They were fishing with Seaforth Fishing out of San Diego onboard the Pacifica, according to a report in For The Win. Searforth Fishing specializes in overnight fishing trips this time of year heading way offshore for tuna. And they caught A LOT of tuna on this trip even if those tuna weren’t the most notable catches from the adventure.
Lori shared this picture on Facebook of Rob Tressler’s record that got away:
The gist was this. They weighed it with a hand scale and it tipped the scales at 20.33 pounds. That would’ve dominated the existing state fishing record for Bocaccio rockfish. You can see a picture of the scale in that For The Win article linked above. But after they weighed the fish that’s where things went wrong…
California fishing records require a fish to be weighed on a certified scale and there need to be two witnesses present. Hand scales aren’t certified. They would’ve needed to throw this fish on ice. Instead, they started filleting the fish to eat later and keep those fillets fresh on ice. And thus they lost the California fishing record.
This fish would’ve still fallen short of breaking the IGFA all-tackle fishing world record for Bocaccio rockfish. That fishing world record is held by angler George Bogen and that fish was caught in Elfin Cove, Alaska in August, 2011. It weighed a record-setting 27 lb 14 oz.

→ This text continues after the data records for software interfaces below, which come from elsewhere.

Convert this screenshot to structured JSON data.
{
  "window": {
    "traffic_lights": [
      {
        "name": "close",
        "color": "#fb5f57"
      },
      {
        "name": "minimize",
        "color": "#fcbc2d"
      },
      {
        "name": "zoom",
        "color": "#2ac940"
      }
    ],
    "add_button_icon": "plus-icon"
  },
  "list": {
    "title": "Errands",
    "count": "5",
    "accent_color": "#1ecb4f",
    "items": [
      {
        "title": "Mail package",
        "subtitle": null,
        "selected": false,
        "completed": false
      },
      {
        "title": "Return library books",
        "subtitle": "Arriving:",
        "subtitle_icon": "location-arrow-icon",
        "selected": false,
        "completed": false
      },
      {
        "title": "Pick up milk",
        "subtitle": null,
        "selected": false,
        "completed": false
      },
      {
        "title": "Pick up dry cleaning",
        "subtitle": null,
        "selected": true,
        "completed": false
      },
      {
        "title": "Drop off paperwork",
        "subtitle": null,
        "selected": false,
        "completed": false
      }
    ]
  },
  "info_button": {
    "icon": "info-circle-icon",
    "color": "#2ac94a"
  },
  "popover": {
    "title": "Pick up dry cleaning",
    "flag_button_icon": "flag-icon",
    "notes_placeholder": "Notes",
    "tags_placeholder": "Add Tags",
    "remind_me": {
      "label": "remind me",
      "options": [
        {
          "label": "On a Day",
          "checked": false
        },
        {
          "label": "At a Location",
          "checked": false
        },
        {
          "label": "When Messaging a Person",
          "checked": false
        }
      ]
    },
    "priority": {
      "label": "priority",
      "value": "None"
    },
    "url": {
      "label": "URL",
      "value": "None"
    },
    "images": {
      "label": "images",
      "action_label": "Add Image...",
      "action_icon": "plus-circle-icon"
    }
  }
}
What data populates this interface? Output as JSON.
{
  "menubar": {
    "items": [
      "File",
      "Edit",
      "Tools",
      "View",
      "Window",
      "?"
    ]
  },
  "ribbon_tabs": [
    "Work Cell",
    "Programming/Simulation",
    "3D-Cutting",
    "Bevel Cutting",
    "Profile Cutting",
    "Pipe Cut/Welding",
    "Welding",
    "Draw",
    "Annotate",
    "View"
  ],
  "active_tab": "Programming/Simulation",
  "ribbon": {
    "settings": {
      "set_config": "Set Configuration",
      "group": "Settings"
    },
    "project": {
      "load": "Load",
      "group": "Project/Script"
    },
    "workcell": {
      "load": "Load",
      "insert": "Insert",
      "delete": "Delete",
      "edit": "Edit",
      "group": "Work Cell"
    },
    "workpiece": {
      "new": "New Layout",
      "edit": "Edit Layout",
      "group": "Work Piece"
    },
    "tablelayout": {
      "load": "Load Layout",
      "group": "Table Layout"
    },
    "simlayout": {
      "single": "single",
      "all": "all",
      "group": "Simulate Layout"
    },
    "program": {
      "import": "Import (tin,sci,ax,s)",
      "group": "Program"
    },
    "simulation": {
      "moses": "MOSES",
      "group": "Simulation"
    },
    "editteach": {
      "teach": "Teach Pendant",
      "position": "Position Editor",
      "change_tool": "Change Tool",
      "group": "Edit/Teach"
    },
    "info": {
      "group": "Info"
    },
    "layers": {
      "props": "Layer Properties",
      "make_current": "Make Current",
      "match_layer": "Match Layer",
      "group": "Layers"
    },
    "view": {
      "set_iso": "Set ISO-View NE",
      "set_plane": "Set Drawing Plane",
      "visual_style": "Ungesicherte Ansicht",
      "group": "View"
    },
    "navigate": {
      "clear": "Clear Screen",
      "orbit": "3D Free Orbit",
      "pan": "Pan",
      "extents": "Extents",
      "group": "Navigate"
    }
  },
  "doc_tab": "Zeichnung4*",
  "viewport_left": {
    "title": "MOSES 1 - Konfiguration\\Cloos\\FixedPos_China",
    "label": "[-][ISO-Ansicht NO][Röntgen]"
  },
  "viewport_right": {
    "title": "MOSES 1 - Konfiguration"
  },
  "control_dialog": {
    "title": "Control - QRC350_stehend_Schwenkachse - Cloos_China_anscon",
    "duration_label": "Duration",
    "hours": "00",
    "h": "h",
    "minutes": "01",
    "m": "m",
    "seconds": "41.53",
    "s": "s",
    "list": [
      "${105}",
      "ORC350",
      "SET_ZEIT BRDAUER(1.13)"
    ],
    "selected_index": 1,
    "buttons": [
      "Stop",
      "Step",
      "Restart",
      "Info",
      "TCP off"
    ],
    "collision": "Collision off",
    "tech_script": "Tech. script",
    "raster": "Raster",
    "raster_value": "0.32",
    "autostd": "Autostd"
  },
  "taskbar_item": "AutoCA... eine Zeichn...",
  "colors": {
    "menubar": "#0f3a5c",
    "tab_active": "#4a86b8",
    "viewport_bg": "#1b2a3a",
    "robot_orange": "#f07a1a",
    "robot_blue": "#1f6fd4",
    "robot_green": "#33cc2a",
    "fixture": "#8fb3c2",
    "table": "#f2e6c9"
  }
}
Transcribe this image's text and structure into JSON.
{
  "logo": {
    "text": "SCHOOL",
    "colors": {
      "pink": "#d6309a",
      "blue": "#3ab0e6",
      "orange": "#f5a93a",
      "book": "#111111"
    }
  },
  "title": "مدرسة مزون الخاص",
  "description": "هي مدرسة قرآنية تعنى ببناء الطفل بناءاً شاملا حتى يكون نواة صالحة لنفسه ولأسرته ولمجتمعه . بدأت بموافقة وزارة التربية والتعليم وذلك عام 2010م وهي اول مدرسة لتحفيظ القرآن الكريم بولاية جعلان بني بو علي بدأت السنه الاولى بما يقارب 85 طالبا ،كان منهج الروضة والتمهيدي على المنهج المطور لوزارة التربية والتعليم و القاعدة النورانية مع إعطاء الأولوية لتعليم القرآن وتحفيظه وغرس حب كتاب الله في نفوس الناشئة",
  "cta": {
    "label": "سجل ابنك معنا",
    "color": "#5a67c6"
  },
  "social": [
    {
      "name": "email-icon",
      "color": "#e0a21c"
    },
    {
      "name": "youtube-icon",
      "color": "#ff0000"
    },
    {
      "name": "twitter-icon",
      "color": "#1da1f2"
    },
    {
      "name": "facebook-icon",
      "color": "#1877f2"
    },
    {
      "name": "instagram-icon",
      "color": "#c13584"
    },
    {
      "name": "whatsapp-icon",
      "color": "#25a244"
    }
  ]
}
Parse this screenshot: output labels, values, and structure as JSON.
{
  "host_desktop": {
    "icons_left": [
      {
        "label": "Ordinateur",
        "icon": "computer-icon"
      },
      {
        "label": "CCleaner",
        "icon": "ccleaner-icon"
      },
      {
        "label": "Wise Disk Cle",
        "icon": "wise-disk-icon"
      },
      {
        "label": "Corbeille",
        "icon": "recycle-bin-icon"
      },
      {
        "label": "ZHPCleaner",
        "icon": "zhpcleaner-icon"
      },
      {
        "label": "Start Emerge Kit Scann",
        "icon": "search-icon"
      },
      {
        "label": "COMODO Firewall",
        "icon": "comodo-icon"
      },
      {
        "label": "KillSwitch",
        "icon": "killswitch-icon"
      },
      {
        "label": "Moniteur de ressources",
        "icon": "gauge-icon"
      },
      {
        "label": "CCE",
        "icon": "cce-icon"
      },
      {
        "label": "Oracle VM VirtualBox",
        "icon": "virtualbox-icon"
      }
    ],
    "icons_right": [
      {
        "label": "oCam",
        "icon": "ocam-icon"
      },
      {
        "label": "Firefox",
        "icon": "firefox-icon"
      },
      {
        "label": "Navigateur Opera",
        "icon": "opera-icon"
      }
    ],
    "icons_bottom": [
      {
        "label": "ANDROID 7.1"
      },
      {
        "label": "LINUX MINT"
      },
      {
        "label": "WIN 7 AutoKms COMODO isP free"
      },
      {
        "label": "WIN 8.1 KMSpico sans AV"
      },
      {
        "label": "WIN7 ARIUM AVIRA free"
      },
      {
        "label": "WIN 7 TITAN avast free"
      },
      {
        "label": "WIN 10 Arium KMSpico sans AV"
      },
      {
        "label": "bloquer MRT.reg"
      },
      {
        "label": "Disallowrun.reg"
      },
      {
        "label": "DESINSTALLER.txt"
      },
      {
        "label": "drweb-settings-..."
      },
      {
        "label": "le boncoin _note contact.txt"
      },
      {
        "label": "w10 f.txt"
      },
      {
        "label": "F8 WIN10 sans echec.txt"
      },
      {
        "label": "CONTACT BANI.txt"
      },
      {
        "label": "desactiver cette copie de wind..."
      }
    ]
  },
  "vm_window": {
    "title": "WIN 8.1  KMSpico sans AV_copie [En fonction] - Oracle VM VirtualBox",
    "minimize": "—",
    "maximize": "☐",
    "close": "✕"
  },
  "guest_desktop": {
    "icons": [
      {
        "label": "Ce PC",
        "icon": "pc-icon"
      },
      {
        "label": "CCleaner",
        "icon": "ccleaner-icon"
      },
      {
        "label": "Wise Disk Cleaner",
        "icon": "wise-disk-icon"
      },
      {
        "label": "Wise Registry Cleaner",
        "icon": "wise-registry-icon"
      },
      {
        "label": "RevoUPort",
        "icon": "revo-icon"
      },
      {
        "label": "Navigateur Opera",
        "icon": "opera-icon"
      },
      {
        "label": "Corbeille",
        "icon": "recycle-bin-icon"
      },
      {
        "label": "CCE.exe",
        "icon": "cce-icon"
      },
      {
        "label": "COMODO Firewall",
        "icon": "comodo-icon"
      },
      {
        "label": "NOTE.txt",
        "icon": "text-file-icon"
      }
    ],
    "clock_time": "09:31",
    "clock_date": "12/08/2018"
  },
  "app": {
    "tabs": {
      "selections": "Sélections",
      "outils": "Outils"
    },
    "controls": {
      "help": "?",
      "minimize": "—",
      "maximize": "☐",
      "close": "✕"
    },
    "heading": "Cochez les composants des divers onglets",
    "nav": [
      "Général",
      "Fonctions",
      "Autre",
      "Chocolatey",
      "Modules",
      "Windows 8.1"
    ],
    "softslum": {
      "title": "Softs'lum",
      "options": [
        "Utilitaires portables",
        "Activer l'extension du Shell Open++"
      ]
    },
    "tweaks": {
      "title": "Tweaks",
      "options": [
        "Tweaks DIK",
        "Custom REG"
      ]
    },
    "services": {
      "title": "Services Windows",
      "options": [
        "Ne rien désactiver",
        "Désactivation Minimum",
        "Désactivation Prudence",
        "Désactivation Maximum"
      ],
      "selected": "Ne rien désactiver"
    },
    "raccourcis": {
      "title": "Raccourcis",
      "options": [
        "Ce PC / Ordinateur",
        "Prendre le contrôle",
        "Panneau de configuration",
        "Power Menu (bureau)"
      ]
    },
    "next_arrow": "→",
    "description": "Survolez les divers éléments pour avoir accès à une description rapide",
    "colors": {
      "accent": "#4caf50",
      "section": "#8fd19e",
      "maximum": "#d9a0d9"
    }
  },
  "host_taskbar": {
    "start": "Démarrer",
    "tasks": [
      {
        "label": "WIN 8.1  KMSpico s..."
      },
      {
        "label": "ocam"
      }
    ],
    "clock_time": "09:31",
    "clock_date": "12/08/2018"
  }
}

The Bocaccio rockfish is native to the Pacific Northwest and thrives in cold water so it’s no shocker that the world record was caught in Alaska. It is a bit surprising that someone on that fishing boat out of San Diego didn’t think to throw the fish on ice before filleting it but these things happen. They’ll just have to get out there and catch another one!
Here’s what they look like when they’re not so big, for comparison’s sake. It really is a beautiful fish:
When their eyes are popped out like that it’s caused by these deep water fish being reeled up quickly and unable to handle the pressure. Their eyes don’t look like that when they’re down deep, in case you were wondering.